Nursing home residents often need high-contact healthcare, such as dressing, bathing/showering, using the toilet, and wound care. It can be nearly impossible for employees to avoid transferring pathogens — particularly when facilities do not have enough N95 masks, face shields, gloves, gowns, and other personal protective equipment.
Employees often work at multiple nursing homes — and if an employee is infected but has no symptoms, they can unknowingly spread coronavirus across locations.
Over 80% of Texas Nursing Homes Cited for Infection-Control Failures

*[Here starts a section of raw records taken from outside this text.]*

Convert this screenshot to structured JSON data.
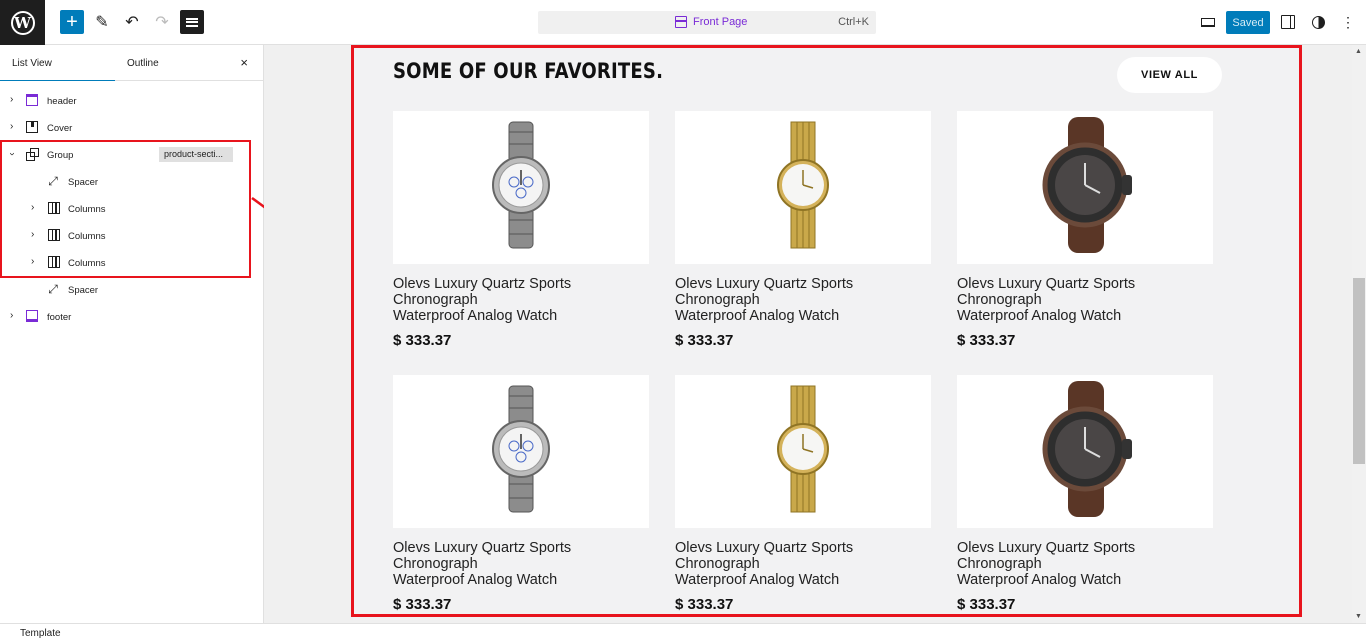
{
  "toolbar": {
    "add_label": "+",
    "document_title": "Front Page",
    "command_shortcut": "Ctrl+K",
    "save_status": "Saved",
    "more_label": "⋮"
  },
  "sidebar": {
    "tabs": [
      {
        "label": "List View",
        "active": true
      },
      {
        "label": "Outline",
        "active": false
      }
    ],
    "close_label": "×",
    "tree": [
      {
        "label": "header",
        "icon": "template-part-icon",
        "expanded": false
      },
      {
        "label": "Cover",
        "icon": "cover-icon",
        "expanded": false
      },
      {
        "label": "Group",
        "icon": "group-icon",
        "expanded": true,
        "badge": "product-secti..."
      },
      {
        "label": "Spacer",
        "icon": "spacer-icon"
      },
      {
        "label": "Columns",
        "icon": "columns-icon",
        "expanded": false
      },
      {
        "label": "Columns",
        "icon": "columns-icon",
        "expanded": false
      },
      {
        "label": "Columns",
        "icon": "columns-icon",
        "expanded": false
      },
      {
        "label": "Spacer",
        "icon": "spacer-icon"
      },
      {
        "label": "footer",
        "icon": "template-part-icon",
        "expanded": false
      }
    ]
  },
  "canvas": {
    "section_title": "SOME OF OUR FAVORITES.",
    "view_all_label": "VIEW ALL",
    "products": [
      {
        "name_line1": "Olevs Luxury Quartz Sports",
        "name_line2": "Chronograph",
        "name_line3": "Waterproof Analog Watch",
        "price": "$ 333.37",
        "watch": "silver"
      },
      {
        "name_line1": "Olevs Luxury Quartz Sports",
        "name_line2": "Chronograph",
        "name_line3": "Waterproof Analog Watch",
        "price": "$ 333.37",
        "watch": "gold"
      },
      {
        "name_line1": "Olevs Luxury Quartz Sports",
        "name_line2": "Chronograph",
        "name_line3": "Waterproof Analog Watch",
        "price": "$ 333.37",
        "watch": "brown"
      },
      {
        "name_line1": "Olevs Luxury Quartz Sports",
        "name_line2": "Chronograph",
        "name_line3": "Waterproof Analog Watch",
        "price": "$ 333.37",
        "watch": "silver"
      },
      {
        "name_line1": "Olevs Luxury Quartz Sports",
        "name_line2": "Chronograph",
        "name_line3": "Waterproof Analog Watch",
        "price": "$ 333.37",
        "watch": "gold"
      },
      {
        "name_line1": "Olevs Luxury Quartz Sports",
        "name_line2": "Chronograph",
        "name_line3": "Waterproof Analog Watch",
        "price": "$ 333.37",
        "watch": "brown"
      }
    ]
  },
  "status_bar": {
    "label": "Template"
  },
  "colors": {
    "accent": "#007cba",
    "template_purple": "#7a2bd6",
    "highlight_red": "#e8141d"
  }
}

There are over 1,200 licensed nursing homes in Texas and around 93,000 residents. Alarmingly, over 80% of Texas nursing homes have been cited in the last 3 years for poor infection-control procedures, including basic precautions like changing gloves and hand-washing, according to the Texas Tribune.
Texas Nursing Home Employee Dies from COVID-19

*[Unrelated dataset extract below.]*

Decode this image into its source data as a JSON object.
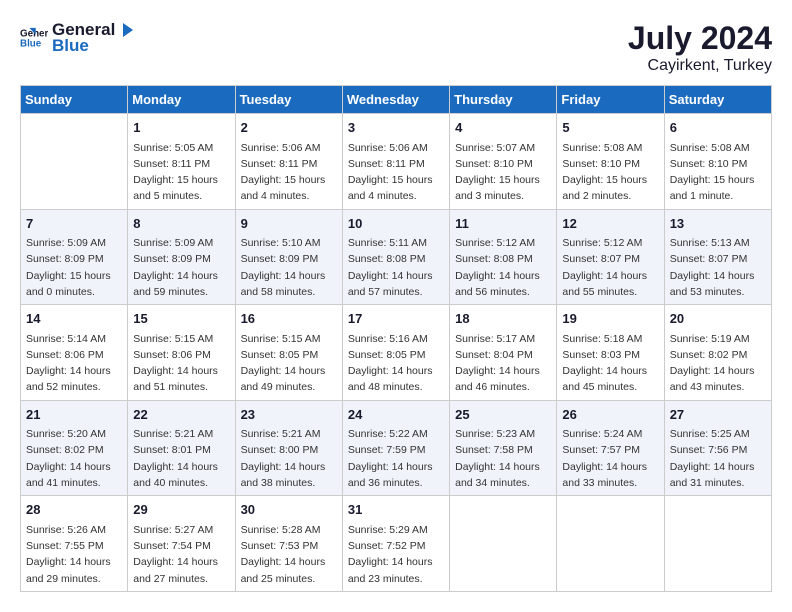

In April 2020, a nursing home employee died after contracting COVID-19. He worked at the West Oaks Nursing and Rehabilitation Center in Austin, Texas for 25 years. Loved ones described him as a healthy 51 year-old with no underlying conditions.
Can I Sue a Nursing Home for Neglect?
Nursing homes have a responsibility to keep elderly adults as safe as possible. It’s not possible to prevent every illness or death, but alarmingly, many Texas nursing homes have a disturbing track-record of failing to take basic precautions to prevent disease.
Nursing Home Negligence Lawsuits for COVID-19
If your loved one was infected with COVID-19 at a nursing home in Texas, or died of coronavirus, you may be able to seek justice. Our lawyers may be able to help you hold the nursing home responsible for your loved one’s illness or death due to neglect and negligence.
Wrongful Death Lawsuits for COVID-19 in Nursing Homes
Wrongful death lawsuits have already been filed against nursing homes where patients died of COVID-19. One of the first lawsuits was filed against the Life Care Center of Kirkland, Washington, an early hotspot of the coronavirus pandemic in the U.S.
1st Nursing Home Hit With Coronavirus Death Lawsuit
In April 2020, the daughter of Twila J. Morin, a woman who died of suspected COVID-19 in early March, filed a wrongful death lawsuit against the nursing home where she died — the Life Care Center of Kirkland, where more than 129 infections and 37 deaths have been reported.
The Tragedy of COVID-19 Outbreaks in Nursing Homes
COVID-19 infections in nursing homes are extremely tragic. In many cases, the victim is quarantined and dies alone, or suffers through a terrifying near-death illness with caregivers in full protective gear.